ADMARES plans six smart factories around the world, including one in Waycross, which is scheduled to start production in 2025, according to a rendering on the company’s website.
A Finnish company is planning a sprawling factory in South Georgia to achieve its goal of revolutionizing the housing industry by building houses on a robotic assembly line instead of a traditional construction site.
ADMARES is building one of six planned smart factories worldwide in Waycross. The company plans to employ 1,400 people and invest $750 million. The start of production is planned for 2025.
Based in the Finnish city of Turku, ADMARES announced that the company is in the process of moving its headquarters to the United States. The company has been applying its founders’ expertise in shipbuilding and other offshore industries to the modular construction sector for about a decade. Projects to date have mainly focused on hospitality, with ADMARES providing prefabricated rooms or entire hotels for major brands. The company has also produced floating villas in the Middle East, Europe and beyond.
Now, with the support of a number of German partners, the Finnish company is launching an ambitious global expansion, placing smart factories in strategic markets around the world.

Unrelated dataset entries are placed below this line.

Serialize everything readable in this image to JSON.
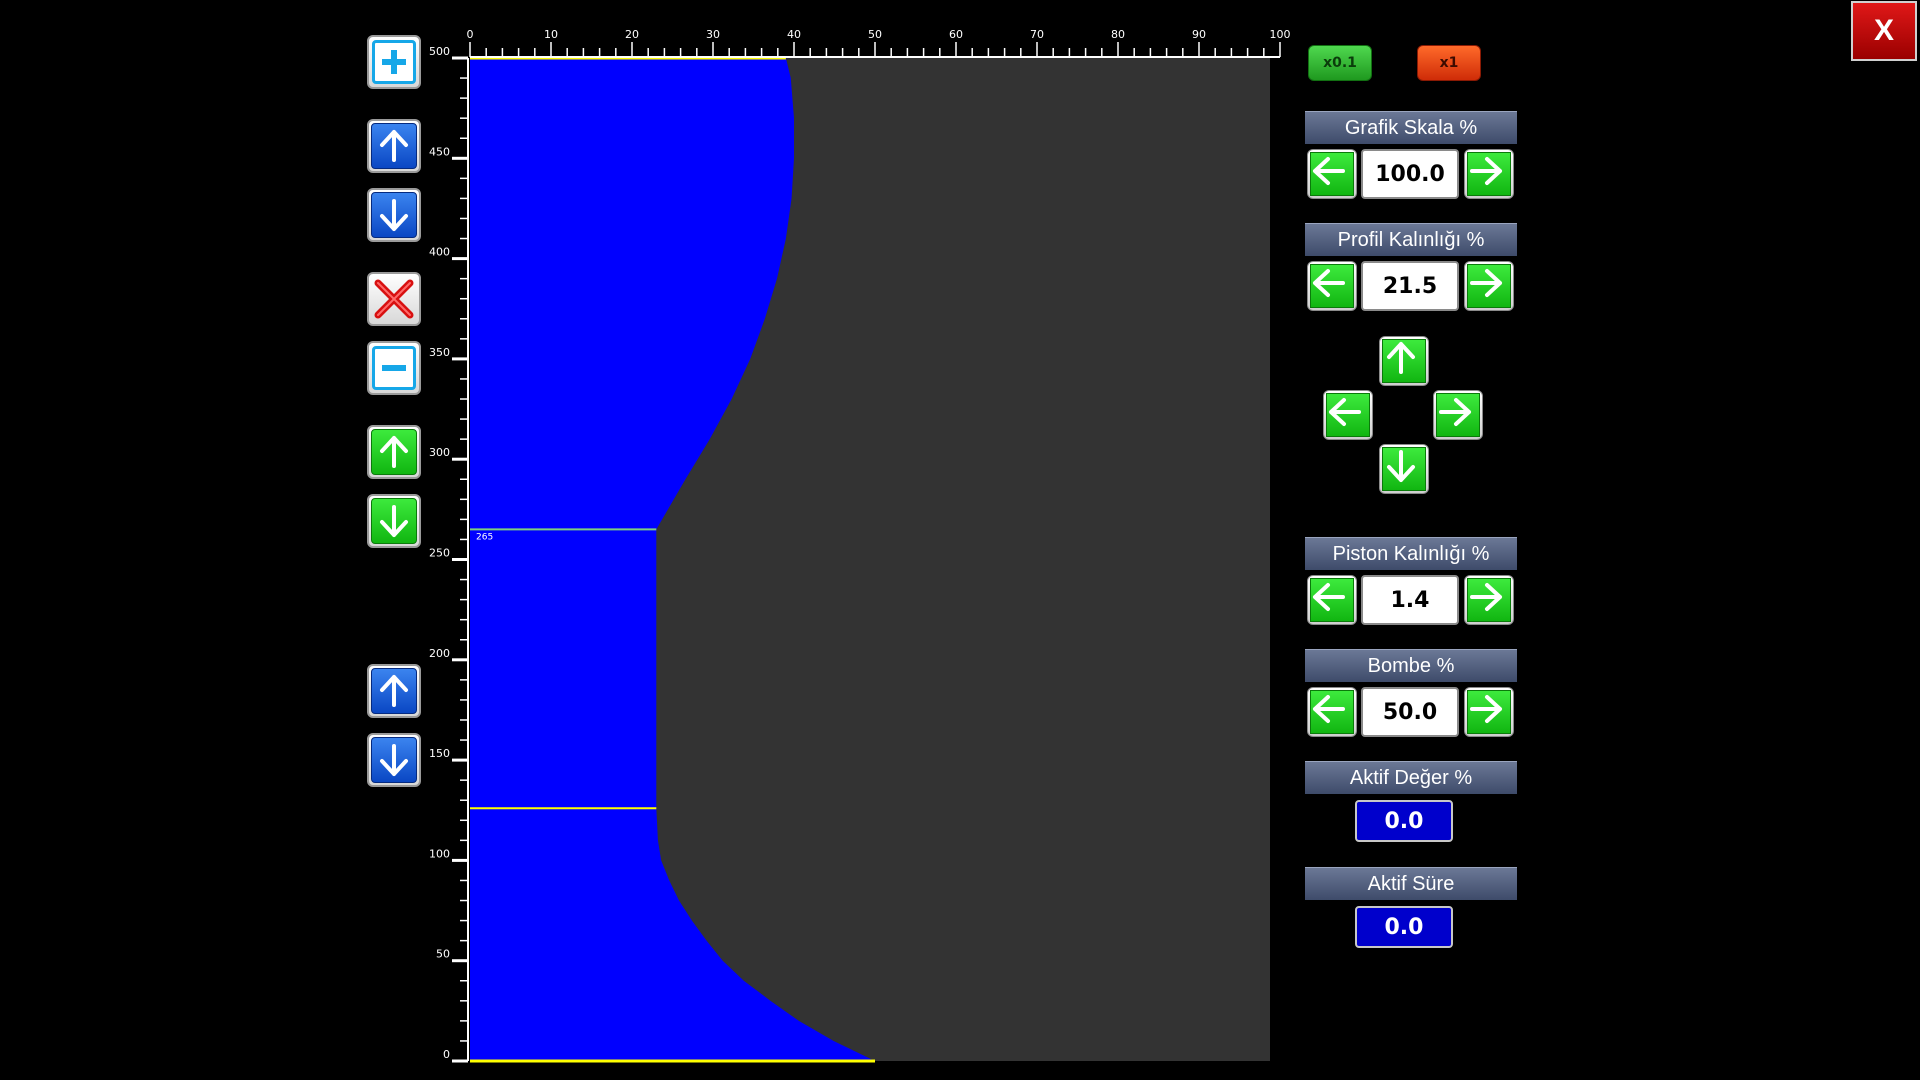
{
  "colors": {
    "profile_fill": "#0000ff",
    "background_area": "#333333",
    "guide_line_yellow": "#ffff00",
    "guide_line_green": "#7fd07f",
    "scale_btn_fine": "#27b027",
    "scale_btn_coarse": "#e03a10",
    "arrow_green": "#1ccf1c",
    "arrow_blue": "#1155dd",
    "active_value_bg": "#0000cc"
  },
  "left_toolbar": {
    "icons": [
      "add-icon",
      "arrow-up-icon",
      "arrow-down-icon",
      "delete-icon",
      "remove-icon",
      "arrow-up-icon",
      "arrow-down-icon",
      "arrow-up-icon",
      "arrow-down-icon"
    ]
  },
  "chart_data": {
    "type": "area",
    "x_ticks": [
      "0",
      "10",
      "20",
      "30",
      "40",
      "50",
      "60",
      "70",
      "80",
      "90",
      "100"
    ],
    "y_ticks": [
      "0",
      "50",
      "100",
      "150",
      "200",
      "250",
      "300",
      "350",
      "400",
      "450",
      "500"
    ],
    "xlim": [
      0,
      100
    ],
    "ylim": [
      0,
      500
    ],
    "marker_label": "265",
    "marker_value": 265,
    "lower_guide_value": 126,
    "piston_x": 23,
    "top_x": 39,
    "bottom_x": 50,
    "profile": [
      [
        0,
        0
      ],
      [
        50,
        0
      ],
      [
        44.9,
        10
      ],
      [
        40.6,
        20
      ],
      [
        37.1,
        30
      ],
      [
        33.8,
        40
      ],
      [
        31.2,
        50
      ],
      [
        29.2,
        60
      ],
      [
        27.4,
        70
      ],
      [
        25.8,
        80
      ],
      [
        24.6,
        90
      ],
      [
        23.6,
        100
      ],
      [
        23.2,
        110
      ],
      [
        23,
        126
      ],
      [
        23,
        265
      ],
      [
        26.6,
        290
      ],
      [
        29.6,
        310
      ],
      [
        32.3,
        330
      ],
      [
        34.6,
        350
      ],
      [
        36.4,
        370
      ],
      [
        37.9,
        390
      ],
      [
        39.0,
        410
      ],
      [
        39.7,
        430
      ],
      [
        40.0,
        450
      ],
      [
        40.0,
        470
      ],
      [
        39.6,
        490
      ],
      [
        39,
        500
      ],
      [
        0,
        500
      ]
    ]
  },
  "speed": {
    "fine": "x0.1",
    "coarse": "x1"
  },
  "grafik_skala": {
    "label": "Grafik Skala %",
    "value": "100.0"
  },
  "profil_kalinligi": {
    "label": "Profil Kalınlığı %",
    "value": "21.5"
  },
  "piston_kalinligi": {
    "label": "Piston Kalınlığı %",
    "value": "1.4"
  },
  "bombe": {
    "label": "Bombe %",
    "value": "50.0"
  },
  "aktif_deger": {
    "label": "Aktif Değer %",
    "value": "0.0"
  },
  "aktif_sure": {
    "label": "Aktif Süre",
    "value": "0.0"
  },
  "close_label": "X"
}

ADMARES has been working with Porsche Consulting and MHP (a consulting firm owned by Porsche) since 2015 to design its factories, which will use connected devices and software from Siemens to transfer manufacturing practices from other sectors to the highly regulated housing sector that is changing despite the Prospects of 3D printed houses and other emerging innovations slow.
Using design software from Siemens, each home will have a “digital twin,” a method of creating complex physical products that enables simulation, testing, and monitoring using a digital representation of the object. Homeowners have continuous access to information about their home throughout its lifecycle, including air quality data. All units are tested in the controlled environment of the factory before being sent to the assembly site. In 2021, ADMARES claims to have erected a building in Brooklyn within two days. In addition to single-family homes, the company also builds apartment buildings and terraced houses.
ADMARES anticipates its momentum will allow it to build at scale at a time when housing construction is being hampered by rising costs and a shortage of available labor.
“Labor unavailability is a pressing issue for the construction industry worldwide. Our technology offers a solution as traditional site or construction workers are not required,” said Mikael Hedberg, CEO and founder of ADMARES, in a press release announcing the construction of a pilot home with Siemens.
Georgia officials hailed the company as a potential solution provider to the “worker housing” problems the state is trying to solve. The lack of affordable housing is seen as a constraint on output growth, as workers who are forced to live farther from their jobs have fewer opportunities to advance in their careers.
“Housing workers is a growing national challenge and Georgia is no exception. The new ADMARES facility helps meet this challenge and fill a niche that is crucial for economic development,” said GDEcD Commissioner Pat Wilson.
Housing was mentioned in the governor. Brian Kemp‘s State of the State address earlier this year, when the governor proposed a $35 million fund to support rural worker housing.